- EXERCISE GOAL:
Each line that holds the string "logging" counts once. Say how many such lines the entries have, giving the number only.

Web page and app entries

Content starts

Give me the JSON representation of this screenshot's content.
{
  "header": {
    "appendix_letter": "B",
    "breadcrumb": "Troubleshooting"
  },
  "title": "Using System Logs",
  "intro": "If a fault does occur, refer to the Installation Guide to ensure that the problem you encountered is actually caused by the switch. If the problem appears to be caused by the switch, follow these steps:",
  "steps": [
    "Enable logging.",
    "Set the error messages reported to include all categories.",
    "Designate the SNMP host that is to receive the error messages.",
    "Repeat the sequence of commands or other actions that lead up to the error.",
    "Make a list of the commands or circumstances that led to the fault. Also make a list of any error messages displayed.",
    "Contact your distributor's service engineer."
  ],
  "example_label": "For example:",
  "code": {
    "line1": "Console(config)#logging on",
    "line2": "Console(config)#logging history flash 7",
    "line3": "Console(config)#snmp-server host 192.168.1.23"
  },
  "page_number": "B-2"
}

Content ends
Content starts

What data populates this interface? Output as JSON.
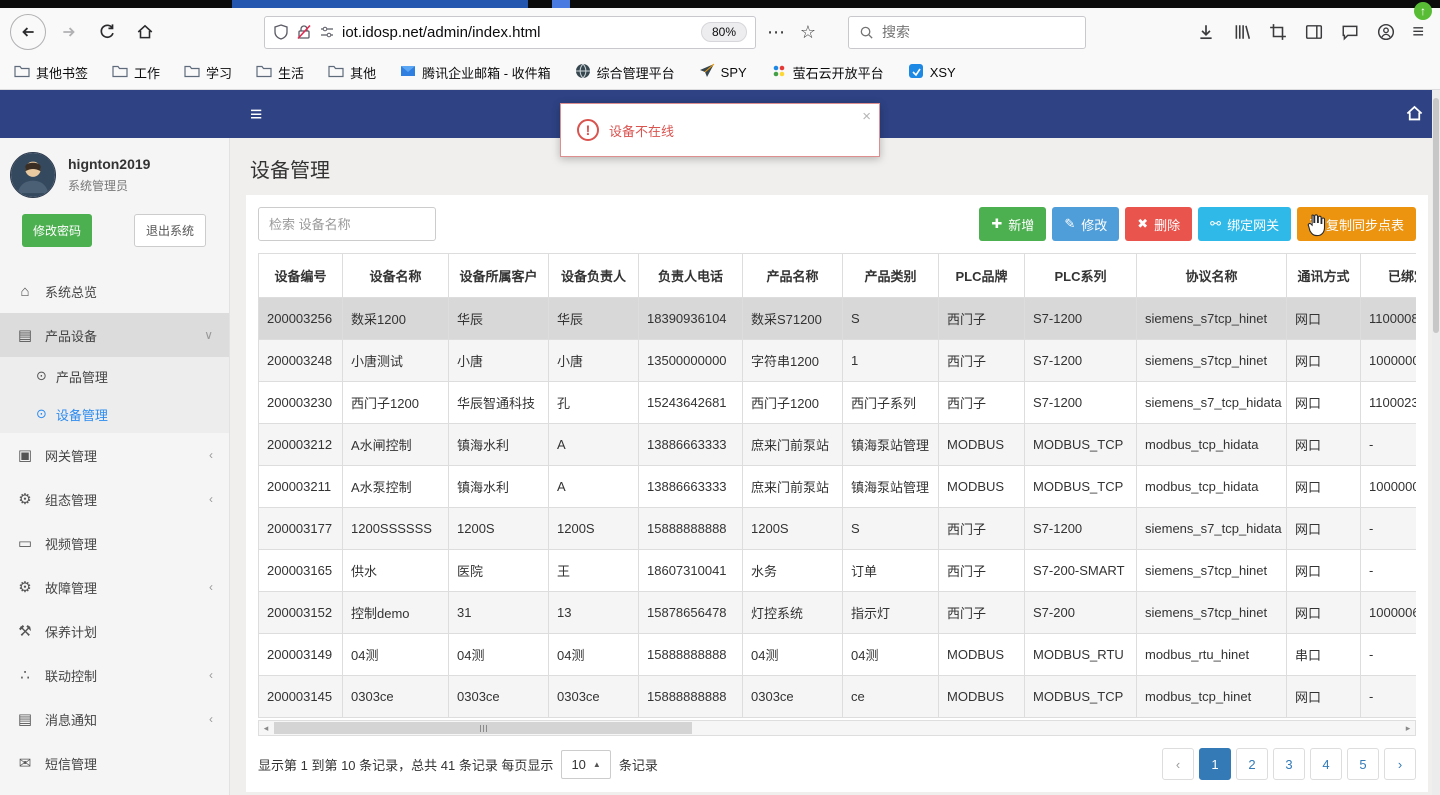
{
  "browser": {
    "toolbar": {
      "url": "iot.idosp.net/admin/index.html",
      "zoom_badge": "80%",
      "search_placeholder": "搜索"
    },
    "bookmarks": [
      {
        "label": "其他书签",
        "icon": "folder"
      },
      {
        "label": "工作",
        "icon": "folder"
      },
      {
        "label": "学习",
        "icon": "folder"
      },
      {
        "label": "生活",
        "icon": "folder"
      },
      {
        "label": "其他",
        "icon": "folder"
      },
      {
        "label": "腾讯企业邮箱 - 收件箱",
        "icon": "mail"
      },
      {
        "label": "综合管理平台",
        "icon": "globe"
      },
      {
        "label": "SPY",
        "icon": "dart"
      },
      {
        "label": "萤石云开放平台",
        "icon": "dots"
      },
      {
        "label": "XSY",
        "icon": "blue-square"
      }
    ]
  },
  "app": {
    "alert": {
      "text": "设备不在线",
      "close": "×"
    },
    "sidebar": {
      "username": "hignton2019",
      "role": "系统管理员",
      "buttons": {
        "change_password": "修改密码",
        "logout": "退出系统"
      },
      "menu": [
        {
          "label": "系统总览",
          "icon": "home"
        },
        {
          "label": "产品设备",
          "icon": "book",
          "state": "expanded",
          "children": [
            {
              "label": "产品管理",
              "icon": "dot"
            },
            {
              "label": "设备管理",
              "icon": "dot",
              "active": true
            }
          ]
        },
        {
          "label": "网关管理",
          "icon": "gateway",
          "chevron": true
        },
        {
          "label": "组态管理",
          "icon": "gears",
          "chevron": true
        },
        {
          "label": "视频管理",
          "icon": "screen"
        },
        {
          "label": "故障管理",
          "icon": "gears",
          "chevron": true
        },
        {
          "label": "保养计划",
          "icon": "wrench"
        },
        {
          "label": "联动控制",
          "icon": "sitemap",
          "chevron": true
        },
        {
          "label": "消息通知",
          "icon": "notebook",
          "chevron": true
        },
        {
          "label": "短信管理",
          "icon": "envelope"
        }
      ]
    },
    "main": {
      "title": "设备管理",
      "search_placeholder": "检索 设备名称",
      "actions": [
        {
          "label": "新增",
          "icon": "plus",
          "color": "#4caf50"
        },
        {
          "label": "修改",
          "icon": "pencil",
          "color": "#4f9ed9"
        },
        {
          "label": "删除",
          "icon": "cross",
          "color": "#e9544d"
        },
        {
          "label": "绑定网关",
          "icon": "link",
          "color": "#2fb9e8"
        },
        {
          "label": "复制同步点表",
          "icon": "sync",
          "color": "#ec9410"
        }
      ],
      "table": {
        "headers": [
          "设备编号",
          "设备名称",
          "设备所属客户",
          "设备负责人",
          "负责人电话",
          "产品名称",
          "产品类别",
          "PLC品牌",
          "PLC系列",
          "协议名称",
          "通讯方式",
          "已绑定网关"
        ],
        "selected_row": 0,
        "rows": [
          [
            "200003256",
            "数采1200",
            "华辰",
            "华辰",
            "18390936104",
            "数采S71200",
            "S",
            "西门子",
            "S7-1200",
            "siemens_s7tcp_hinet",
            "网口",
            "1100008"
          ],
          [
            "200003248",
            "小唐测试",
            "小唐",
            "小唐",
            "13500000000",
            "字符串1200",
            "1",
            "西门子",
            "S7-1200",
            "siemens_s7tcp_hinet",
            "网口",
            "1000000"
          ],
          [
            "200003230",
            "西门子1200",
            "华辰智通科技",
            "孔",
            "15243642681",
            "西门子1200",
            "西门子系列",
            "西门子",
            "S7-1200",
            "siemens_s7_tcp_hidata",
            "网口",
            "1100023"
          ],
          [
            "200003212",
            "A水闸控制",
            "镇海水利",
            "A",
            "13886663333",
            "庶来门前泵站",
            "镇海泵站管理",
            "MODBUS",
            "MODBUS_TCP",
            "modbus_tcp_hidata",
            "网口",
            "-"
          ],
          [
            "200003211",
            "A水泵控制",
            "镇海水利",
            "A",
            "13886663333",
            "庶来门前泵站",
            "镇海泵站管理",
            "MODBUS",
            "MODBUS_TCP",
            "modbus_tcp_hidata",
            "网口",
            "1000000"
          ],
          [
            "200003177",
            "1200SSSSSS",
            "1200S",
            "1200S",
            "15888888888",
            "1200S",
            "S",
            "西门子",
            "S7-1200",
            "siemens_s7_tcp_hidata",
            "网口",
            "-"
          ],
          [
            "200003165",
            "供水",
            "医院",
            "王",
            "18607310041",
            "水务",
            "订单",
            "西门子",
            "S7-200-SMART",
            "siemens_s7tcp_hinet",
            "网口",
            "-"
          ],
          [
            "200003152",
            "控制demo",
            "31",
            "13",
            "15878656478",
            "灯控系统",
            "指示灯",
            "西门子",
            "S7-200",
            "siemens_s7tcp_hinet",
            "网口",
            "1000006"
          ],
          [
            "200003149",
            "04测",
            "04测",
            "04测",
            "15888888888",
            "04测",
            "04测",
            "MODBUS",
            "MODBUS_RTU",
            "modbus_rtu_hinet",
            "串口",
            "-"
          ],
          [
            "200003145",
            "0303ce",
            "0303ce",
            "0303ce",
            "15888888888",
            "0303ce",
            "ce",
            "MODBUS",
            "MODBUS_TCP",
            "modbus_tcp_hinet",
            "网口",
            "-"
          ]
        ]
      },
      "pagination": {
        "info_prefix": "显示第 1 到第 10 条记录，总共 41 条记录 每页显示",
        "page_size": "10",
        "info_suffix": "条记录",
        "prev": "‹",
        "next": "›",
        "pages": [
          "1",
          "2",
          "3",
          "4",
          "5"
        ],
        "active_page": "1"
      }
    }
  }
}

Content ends

- RESPONSE:
3